• _Exercise aim_
Count only the lines of the records that hold "General", then give the number without any other words.

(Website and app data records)

● ● ● ●

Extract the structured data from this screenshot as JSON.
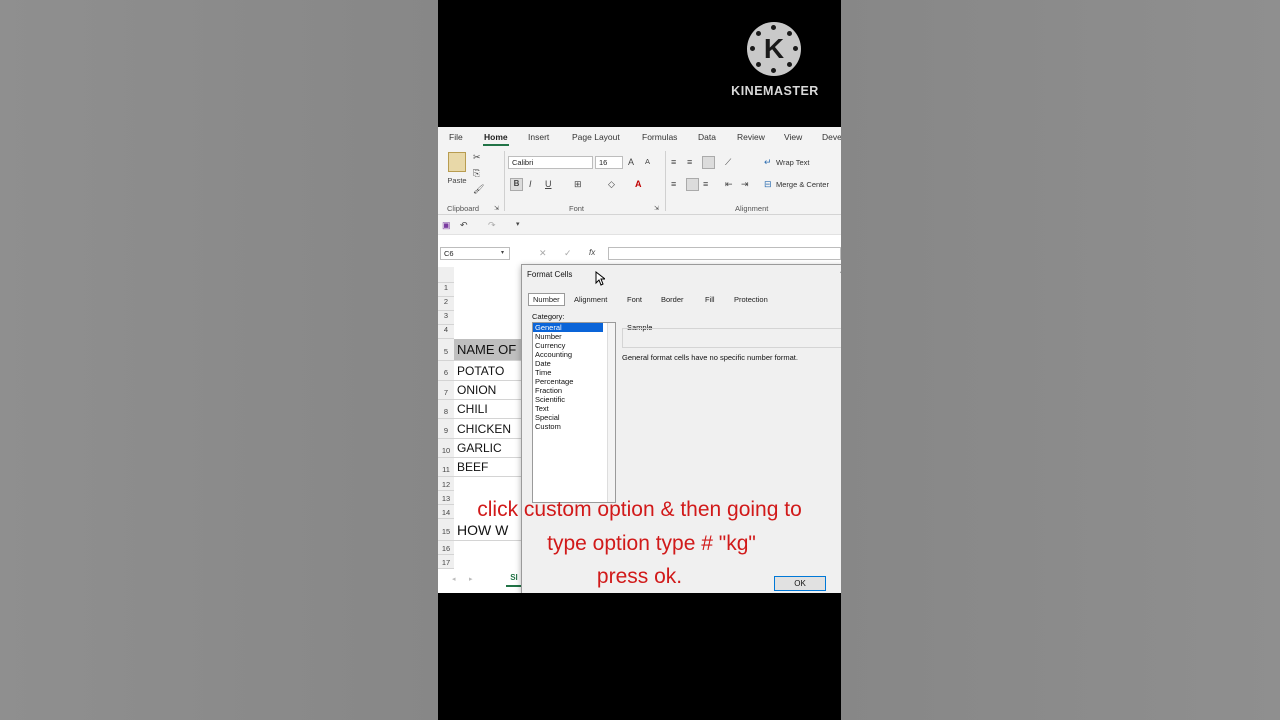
{
  "branding": {
    "name": "KINEMASTER",
    "logo_letter": "K"
  },
  "menu": [
    "File",
    "Home",
    "Insert",
    "Page Layout",
    "Formulas",
    "Data",
    "Review",
    "View",
    "Deve"
  ],
  "ribbon": {
    "paste_label": "Paste",
    "font_name": "Calibri",
    "font_size": "16",
    "wrap_text": "Wrap Text",
    "merge_center": "Merge & Center",
    "groups": {
      "clipboard": "Clipboard",
      "font": "Font",
      "alignment": "Alignment"
    },
    "bold": "B",
    "italic": "I",
    "underline": "U"
  },
  "name_box": "C6",
  "fx": "fx",
  "rows": [
    {
      "num": "1",
      "value": ""
    },
    {
      "num": "2",
      "value": ""
    },
    {
      "num": "3",
      "value": ""
    },
    {
      "num": "4",
      "value": ""
    },
    {
      "num": "5",
      "value": "NAME OF"
    },
    {
      "num": "6",
      "value": "POTATO"
    },
    {
      "num": "7",
      "value": "ONION"
    },
    {
      "num": "8",
      "value": "CHILI"
    },
    {
      "num": "9",
      "value": "CHICKEN"
    },
    {
      "num": "10",
      "value": "GARLIC"
    },
    {
      "num": "11",
      "value": "BEEF"
    },
    {
      "num": "12",
      "value": ""
    },
    {
      "num": "13",
      "value": ""
    },
    {
      "num": "14",
      "value": ""
    },
    {
      "num": "15",
      "value": "HOW W"
    },
    {
      "num": "16",
      "value": ""
    },
    {
      "num": "17",
      "value": ""
    }
  ],
  "sheet_tab": "Sl",
  "dialog": {
    "title": "Format Cells",
    "tabs": [
      "Number",
      "Alignment",
      "Font",
      "Border",
      "Fill",
      "Protection"
    ],
    "category_label": "Category:",
    "categories": [
      "General",
      "Number",
      "Currency",
      "Accounting",
      "Date",
      "Time",
      "Percentage",
      "Fraction",
      "Scientific",
      "Text",
      "Special",
      "Custom"
    ],
    "selected_category": "General",
    "sample_label": "Sample",
    "description": "General format cells have no specific number format.",
    "ok_label": "OK"
  },
  "caption": {
    "line1": "click custom option & then going to",
    "line2": "type option type # \"kg\"",
    "line3": "press ok."
  },
  "colors": {
    "accent": "#217346",
    "caption": "#d11a1a",
    "selection": "#0a64d8"
  }
}
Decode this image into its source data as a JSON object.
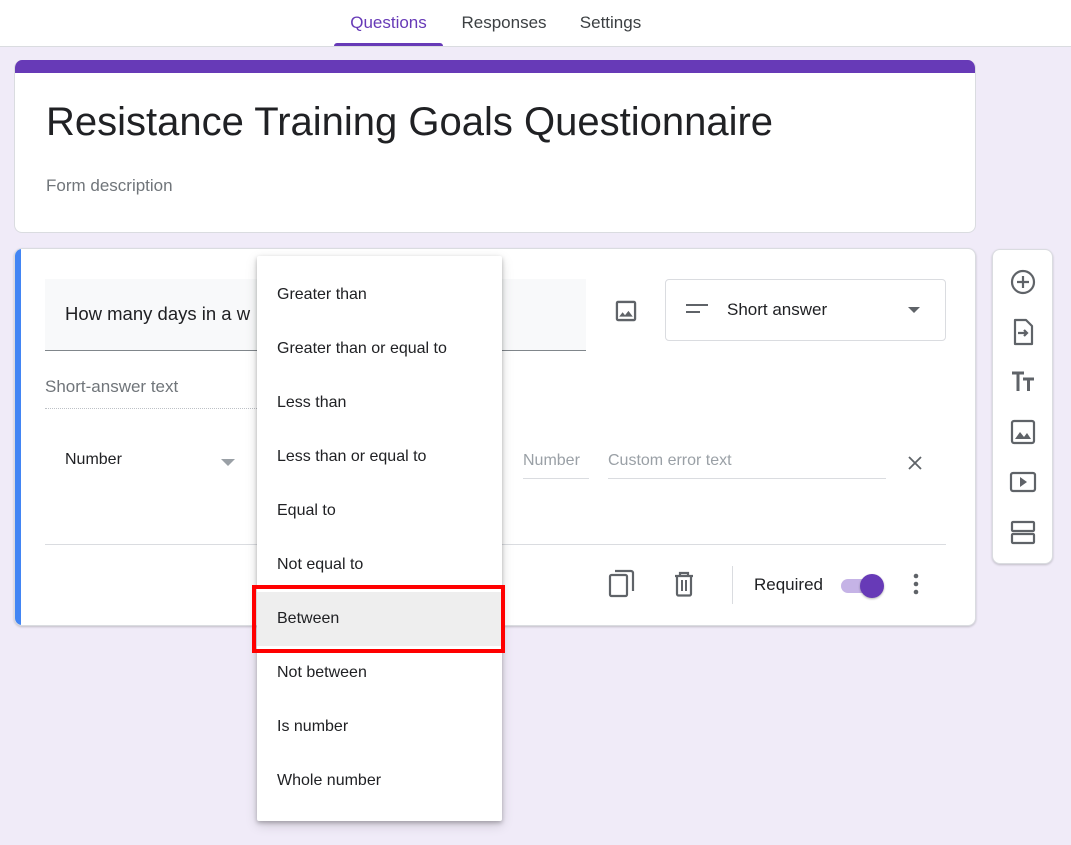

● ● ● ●

• _Task answer_
3